Whenever I think about Hong Kong I always think of Wong Kar Wai. It’s his fault not mine. Boy on the back of a motorcycle racing through an abandoned highway tunnel in the weird green light of night. Girl on the subway watching the trains pass without moving. Lovers in the red velvet room, one is on the bed, the other only a reflection in the mirror.
Whether you've been to Hong Kong or not, the films of Wong Kar Wai stay with you forever.
It’s fitting, leaving Hong Kong and heading to Korea, because that’s where I first saw Wong's work. Early movies like Chungking Express and In The Mood For Love and the monumental Fallen Angels. Even movies like Happy Together, which although set in South America shows intricately the violent coupling of Hong Kong and China in bed with one another viciously.
But it’s the cinematography that dazzles. The camera angles and the lighting, perhaps dangerously because you then go to Hong Kong and try to capture it yourself, to live in a Wong Kar Wai movie… it’s impossible, yet?

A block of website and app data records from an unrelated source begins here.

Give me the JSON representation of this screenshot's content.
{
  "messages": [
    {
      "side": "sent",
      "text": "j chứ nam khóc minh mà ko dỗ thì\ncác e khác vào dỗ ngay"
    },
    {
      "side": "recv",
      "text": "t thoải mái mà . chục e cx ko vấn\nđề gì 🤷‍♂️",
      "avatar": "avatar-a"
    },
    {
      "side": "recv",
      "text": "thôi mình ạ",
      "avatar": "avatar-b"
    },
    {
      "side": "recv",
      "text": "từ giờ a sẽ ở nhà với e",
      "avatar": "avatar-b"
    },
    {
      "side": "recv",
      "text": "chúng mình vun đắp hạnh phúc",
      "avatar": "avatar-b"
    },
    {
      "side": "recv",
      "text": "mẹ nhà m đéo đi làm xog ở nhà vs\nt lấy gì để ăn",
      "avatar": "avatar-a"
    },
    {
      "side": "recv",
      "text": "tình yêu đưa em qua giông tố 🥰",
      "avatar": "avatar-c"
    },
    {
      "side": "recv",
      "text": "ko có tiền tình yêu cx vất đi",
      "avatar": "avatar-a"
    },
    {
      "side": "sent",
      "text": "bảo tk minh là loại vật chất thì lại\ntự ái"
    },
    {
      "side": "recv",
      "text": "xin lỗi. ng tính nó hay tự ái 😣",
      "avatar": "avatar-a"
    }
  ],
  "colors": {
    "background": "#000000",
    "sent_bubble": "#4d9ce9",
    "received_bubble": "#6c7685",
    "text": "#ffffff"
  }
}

My favorite of Wong's films is the underappreciated Ashes of Time (東邪西毒 Dōng xié xi dú). It’s adapted from this crazy Jin Yong novel called The Legend of the Condor Heroes and the ebullient hero Leslie Cheung plays the “Venomous West” who banishes himself to the desert, hiring bounty hunters like “The Blind Swordsman” and “Girl with Mule” to enact his revenge. It’s worth seeking out only because it’s so visually stunning. You wonder what makes a guy write a movie like Django Unchained… well, you come and watch Ashes of Time, then make up your own mind.